*DATA*:
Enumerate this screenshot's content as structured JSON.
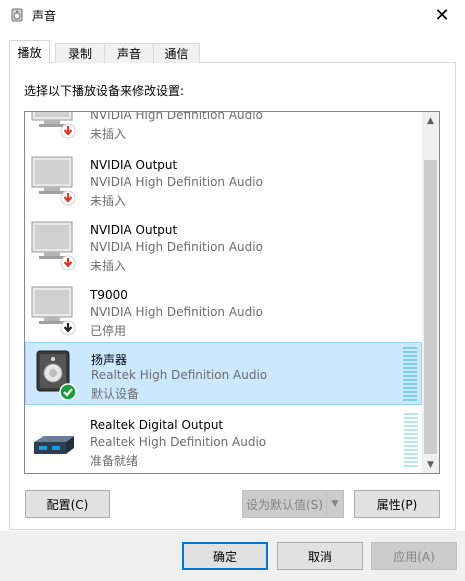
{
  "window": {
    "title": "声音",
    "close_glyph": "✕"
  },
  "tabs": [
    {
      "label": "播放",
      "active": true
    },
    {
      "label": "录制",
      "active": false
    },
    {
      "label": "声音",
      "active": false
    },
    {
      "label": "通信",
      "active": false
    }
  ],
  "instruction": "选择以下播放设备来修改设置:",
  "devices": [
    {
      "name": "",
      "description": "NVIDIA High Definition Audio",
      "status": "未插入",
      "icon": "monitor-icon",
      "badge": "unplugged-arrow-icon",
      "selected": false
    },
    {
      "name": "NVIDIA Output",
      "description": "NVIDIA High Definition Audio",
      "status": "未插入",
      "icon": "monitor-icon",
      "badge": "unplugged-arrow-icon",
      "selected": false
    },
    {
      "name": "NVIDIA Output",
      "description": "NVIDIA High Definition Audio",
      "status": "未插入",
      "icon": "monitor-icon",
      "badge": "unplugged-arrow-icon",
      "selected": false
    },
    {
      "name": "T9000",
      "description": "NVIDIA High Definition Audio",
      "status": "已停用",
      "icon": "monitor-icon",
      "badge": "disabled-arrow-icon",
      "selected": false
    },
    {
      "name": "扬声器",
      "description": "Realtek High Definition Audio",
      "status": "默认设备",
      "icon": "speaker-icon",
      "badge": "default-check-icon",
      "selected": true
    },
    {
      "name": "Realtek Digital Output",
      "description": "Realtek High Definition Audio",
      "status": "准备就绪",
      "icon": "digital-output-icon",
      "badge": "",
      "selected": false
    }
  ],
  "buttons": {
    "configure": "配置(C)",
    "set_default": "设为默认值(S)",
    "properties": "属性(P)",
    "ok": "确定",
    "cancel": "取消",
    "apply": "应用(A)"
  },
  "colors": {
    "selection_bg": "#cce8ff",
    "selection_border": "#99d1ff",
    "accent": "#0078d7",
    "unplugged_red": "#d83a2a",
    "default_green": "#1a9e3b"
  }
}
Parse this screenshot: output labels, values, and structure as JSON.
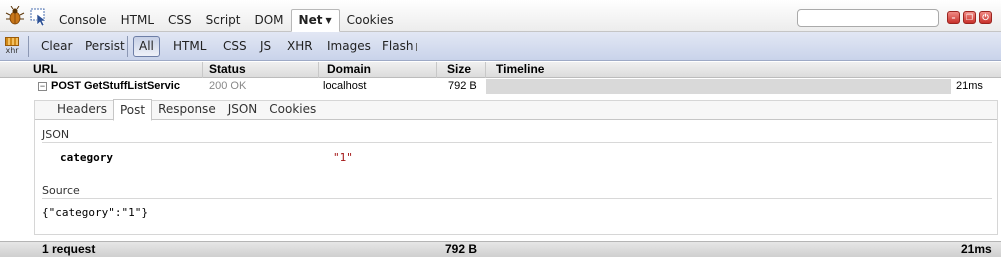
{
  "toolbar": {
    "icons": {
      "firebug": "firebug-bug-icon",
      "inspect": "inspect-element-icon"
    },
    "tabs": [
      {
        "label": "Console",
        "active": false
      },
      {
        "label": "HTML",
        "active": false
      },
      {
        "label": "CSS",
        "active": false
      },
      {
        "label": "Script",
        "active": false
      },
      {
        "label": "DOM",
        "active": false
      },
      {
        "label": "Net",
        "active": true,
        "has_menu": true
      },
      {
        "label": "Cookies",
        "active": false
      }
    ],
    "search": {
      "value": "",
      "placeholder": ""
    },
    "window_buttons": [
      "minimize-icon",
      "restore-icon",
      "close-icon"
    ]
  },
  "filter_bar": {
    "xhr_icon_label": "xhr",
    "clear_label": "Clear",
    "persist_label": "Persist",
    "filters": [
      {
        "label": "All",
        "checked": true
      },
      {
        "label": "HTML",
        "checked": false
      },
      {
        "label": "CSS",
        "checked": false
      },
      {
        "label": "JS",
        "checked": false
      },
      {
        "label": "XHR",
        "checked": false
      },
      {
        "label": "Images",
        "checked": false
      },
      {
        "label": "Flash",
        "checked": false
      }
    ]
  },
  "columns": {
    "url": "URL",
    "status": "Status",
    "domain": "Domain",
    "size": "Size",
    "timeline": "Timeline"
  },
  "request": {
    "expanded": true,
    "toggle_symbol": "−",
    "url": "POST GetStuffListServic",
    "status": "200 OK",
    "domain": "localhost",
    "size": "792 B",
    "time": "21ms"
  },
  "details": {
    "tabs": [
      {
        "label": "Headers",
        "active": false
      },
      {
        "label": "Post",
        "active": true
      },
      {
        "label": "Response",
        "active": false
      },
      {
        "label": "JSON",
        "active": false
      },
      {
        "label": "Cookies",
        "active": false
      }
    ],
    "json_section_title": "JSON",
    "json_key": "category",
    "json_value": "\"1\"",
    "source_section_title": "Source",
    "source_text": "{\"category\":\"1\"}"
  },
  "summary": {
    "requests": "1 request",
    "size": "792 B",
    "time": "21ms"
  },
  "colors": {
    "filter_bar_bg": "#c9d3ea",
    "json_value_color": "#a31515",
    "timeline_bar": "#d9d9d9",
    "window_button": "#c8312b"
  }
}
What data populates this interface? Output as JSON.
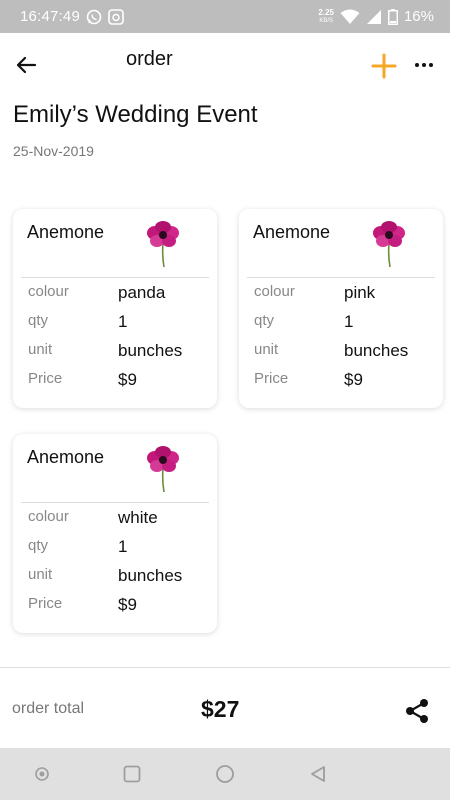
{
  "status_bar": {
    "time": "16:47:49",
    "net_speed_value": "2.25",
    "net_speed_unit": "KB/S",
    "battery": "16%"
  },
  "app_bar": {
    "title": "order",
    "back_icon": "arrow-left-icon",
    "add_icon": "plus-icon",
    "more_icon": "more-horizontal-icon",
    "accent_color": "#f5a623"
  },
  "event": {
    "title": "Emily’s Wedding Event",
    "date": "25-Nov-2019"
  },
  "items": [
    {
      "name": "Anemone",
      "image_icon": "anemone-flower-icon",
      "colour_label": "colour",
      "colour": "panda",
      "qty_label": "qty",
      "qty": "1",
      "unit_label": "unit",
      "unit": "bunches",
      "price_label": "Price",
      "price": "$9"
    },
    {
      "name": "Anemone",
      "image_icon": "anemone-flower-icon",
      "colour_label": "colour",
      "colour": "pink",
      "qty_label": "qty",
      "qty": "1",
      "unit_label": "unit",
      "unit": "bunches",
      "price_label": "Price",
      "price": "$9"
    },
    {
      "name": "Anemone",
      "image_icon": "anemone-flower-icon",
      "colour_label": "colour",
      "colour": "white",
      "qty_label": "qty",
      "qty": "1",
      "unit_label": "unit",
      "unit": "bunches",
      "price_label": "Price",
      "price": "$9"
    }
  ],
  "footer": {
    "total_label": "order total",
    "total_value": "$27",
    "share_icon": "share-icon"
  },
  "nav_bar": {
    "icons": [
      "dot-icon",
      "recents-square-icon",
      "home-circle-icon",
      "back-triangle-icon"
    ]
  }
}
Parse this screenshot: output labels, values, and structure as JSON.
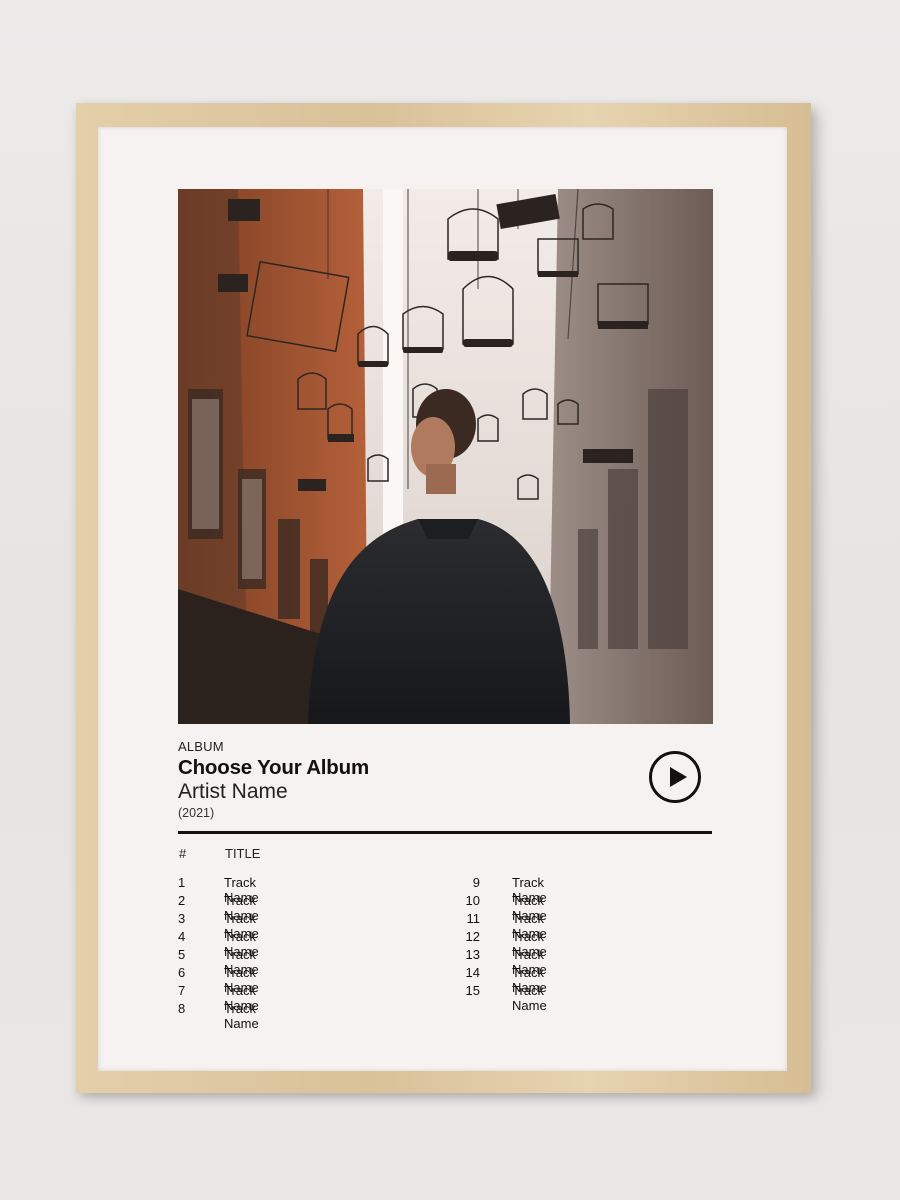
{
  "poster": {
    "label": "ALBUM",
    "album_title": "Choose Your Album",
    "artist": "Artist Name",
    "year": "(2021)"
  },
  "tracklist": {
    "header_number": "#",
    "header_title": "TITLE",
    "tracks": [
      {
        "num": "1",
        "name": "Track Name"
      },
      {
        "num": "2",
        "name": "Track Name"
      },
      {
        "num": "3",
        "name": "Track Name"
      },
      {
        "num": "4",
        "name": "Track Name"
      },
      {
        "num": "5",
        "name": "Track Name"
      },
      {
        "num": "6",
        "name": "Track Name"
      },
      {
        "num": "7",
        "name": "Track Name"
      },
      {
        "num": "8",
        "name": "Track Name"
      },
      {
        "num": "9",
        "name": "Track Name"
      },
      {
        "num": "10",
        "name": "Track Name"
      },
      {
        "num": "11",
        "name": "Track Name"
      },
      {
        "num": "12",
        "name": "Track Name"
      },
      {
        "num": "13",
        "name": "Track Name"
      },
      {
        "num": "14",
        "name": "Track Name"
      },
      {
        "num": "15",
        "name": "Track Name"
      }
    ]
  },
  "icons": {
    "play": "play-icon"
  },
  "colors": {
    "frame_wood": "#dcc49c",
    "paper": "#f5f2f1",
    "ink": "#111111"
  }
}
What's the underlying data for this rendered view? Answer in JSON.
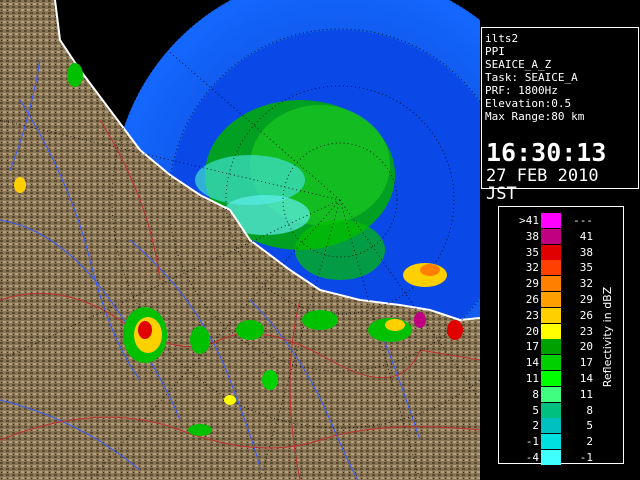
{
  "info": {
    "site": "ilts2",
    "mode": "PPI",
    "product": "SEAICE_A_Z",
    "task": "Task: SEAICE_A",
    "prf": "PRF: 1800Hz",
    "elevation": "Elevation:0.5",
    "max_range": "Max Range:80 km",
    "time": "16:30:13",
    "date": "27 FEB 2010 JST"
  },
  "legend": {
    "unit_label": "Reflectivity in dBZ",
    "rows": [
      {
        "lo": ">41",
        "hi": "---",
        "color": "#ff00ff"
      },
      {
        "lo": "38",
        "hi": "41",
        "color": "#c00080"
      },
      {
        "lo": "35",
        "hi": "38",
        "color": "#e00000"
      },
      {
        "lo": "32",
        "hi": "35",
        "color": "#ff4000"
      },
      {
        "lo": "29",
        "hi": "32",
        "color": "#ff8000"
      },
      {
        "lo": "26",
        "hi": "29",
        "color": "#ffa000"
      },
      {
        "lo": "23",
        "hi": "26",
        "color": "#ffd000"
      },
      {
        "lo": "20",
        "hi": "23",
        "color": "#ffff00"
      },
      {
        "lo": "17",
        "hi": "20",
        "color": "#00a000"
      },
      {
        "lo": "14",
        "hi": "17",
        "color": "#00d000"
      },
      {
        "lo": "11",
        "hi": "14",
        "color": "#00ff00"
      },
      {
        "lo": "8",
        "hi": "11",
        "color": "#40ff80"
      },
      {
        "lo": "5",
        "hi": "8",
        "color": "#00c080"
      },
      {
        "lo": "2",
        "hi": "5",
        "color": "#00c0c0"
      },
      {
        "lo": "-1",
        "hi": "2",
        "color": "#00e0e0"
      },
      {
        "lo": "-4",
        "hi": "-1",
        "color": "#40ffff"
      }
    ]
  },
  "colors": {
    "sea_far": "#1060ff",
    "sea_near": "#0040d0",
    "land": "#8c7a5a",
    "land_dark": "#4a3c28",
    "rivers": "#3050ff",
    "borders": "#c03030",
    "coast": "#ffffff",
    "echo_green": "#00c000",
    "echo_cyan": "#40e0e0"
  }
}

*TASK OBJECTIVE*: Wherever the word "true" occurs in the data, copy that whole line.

*RESPONSE*:
      "active": true
      "selected": true
        "active": true,
        "has_menu": true
        "checked": true
    "expanded": true,
        "active": true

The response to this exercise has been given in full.